Half of all coral species in the Caribbean went extinct between 1 and 2 million years ago, probably due to drastic environmental changes. Which ones survived? Scientists working at the Smithsonian Tropical Research Institute (STRI) think one group of survivors, corals in the genus Orbicella, will continue to adapt to future climate changes because of their high genetic diversity.
“Having a lot of genetic variants is like buying a lot of lottery tickets,” said Carlos Prada, lead author of the study and Earl S. Tupper Post-doctoral Fellow at STRI. “We discovered that even small numbers of individuals in three different species of the reef-building coral genus Orbicella have quite a bit of genetic variation, and therefore, are likely to adapt to big changes in their environment.”
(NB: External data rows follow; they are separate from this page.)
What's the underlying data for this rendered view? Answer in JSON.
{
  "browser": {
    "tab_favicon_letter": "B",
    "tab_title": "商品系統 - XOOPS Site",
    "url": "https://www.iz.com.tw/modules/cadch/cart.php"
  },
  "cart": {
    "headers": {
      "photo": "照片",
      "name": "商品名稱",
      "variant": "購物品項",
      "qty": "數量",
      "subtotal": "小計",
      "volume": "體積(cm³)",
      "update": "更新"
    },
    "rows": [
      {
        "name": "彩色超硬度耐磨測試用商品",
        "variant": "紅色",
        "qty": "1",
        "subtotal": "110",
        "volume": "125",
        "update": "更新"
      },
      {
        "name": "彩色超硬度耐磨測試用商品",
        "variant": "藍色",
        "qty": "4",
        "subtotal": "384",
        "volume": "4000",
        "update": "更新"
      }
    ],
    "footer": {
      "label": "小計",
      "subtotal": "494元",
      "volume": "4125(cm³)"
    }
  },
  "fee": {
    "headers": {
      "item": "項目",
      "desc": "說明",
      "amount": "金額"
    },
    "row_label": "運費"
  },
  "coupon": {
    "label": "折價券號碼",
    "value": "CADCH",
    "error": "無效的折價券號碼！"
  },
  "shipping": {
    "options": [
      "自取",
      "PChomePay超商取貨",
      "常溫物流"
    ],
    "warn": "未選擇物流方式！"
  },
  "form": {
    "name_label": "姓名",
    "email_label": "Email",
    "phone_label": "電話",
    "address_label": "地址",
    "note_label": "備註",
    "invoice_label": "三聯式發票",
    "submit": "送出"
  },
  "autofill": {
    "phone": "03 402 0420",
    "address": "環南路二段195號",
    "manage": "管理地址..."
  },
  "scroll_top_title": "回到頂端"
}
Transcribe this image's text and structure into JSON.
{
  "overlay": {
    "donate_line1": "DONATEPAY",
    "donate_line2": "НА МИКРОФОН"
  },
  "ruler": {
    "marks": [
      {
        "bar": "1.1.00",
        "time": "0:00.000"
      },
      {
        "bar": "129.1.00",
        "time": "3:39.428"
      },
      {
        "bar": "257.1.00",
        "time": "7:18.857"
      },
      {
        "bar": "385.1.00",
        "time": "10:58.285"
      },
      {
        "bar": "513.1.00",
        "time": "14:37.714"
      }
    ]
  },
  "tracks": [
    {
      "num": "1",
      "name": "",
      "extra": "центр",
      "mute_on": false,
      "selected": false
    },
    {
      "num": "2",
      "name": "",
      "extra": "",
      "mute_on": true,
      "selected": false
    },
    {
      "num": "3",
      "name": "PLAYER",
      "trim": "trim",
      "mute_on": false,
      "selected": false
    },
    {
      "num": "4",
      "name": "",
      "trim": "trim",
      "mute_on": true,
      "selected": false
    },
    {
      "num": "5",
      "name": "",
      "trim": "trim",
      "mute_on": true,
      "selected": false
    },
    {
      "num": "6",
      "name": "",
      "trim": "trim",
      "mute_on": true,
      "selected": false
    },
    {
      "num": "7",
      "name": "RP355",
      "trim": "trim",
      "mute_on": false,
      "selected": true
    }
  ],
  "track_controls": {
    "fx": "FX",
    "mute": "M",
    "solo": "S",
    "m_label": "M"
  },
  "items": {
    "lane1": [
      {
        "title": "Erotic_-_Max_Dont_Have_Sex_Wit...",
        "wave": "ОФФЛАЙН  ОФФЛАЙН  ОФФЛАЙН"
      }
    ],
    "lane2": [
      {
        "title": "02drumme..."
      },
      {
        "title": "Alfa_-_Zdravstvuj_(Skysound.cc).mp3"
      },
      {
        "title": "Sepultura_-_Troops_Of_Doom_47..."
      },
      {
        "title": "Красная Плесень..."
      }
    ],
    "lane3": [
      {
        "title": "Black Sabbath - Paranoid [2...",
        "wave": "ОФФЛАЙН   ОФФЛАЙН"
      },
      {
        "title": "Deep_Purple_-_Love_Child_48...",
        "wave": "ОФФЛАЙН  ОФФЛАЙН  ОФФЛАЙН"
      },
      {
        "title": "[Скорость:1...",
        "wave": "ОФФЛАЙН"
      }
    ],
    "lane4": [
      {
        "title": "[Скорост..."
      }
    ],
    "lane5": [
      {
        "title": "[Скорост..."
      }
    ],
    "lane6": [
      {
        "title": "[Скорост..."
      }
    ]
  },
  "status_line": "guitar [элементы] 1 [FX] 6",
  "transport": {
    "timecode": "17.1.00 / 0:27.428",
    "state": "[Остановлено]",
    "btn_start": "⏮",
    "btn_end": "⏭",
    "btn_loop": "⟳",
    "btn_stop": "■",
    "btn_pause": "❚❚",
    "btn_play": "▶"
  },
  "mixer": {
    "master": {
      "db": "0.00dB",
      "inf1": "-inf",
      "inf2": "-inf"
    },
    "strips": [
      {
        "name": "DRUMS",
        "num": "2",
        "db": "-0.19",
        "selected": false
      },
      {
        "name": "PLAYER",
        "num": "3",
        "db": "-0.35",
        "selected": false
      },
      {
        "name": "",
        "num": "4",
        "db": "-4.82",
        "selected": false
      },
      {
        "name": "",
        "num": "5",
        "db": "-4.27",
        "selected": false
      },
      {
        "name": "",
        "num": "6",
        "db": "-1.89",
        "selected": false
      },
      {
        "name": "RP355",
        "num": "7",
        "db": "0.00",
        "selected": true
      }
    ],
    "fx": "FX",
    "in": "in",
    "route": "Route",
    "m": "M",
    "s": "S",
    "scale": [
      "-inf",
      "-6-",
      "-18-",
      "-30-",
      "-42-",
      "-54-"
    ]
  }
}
A New Way to Image Solar Cells in 3-D
November 15, 2016 11:48 AM - Dan Krotz via Lawrence Berkeley National Laboratory
Next-generation solar cells made of super-thin films of semiconducting material hold promise because they’re relatively inexpensive and flexible enough to be applied just about anywhere.
Researchers are working to dramatically increase the efficiency at which thin-film solar cells convert sunlight to electricity. But it’s a tough challenge, partly because a solar cell’s subsurface realm—where much of the energy-conversion action happens—is inaccessible to real-time, nondestructive imaging. It’s difficult to improve processes you can’t see.
Now, scientists from the Department of Energy’s Lawrence Berkeley National Laboratory (Berkeley Lab) have developed a way to use optical microscopy to map thin-film solar cells in 3-D as they absorb photons.
30% of Global Electricity Already Prepping For Rapid Decarbonization
November 14, 2016 09:04 AM - Tina Casey , Triple Pundit
A full 30 percent of the world’s electricity generation comes under the umbrella of just nine energy companies, and they have just joined forces to ramp up technology investments aimed at decarbonization. The global, collaborative effort was announced earlier this week by the companies’ nonprofit organization, the Global Sustainable Electricity Partnership.
To be clear, the decarbonization announcement leaves plenty of wiggle room for “clean” coal and natural gas, at least in the near future. However, a look at the group’s sole U.S. member, American Electric Power, demonstrates that a Republican administration cannot stop the global transition to low and zero-carbon electricity.
New maps reveal safe locations for wastewater injection
November 11, 2016 11:13 AM - Ker Than via Stanford School of Earth, Energy & Environmental Sciences
Stanford geophysicists have compiled the most detailed maps yet of the geologic forces controlling the locations, types and magnitudes of earthquakes in Texas and Oklahoma.
These new “stress maps,” published in the journals Geophysical Research Letters and Bulletin of the Seismological Society of America, provide insight into the nature of the faults associated with recent temblors, many of which appear to have been triggered by the injection of wastewater deep underground.
“These maps help explain why injection-induced earthquakes have occurred in some areas, and provide a basis for making quantitative predictions about the potential for seismic activity resulting from fluid injection,” said study co-author Mark Zoback, the Benjamin M. Page Professor of Geophysics in Stanford’s School of Earth, Energy & Environmental Sciences.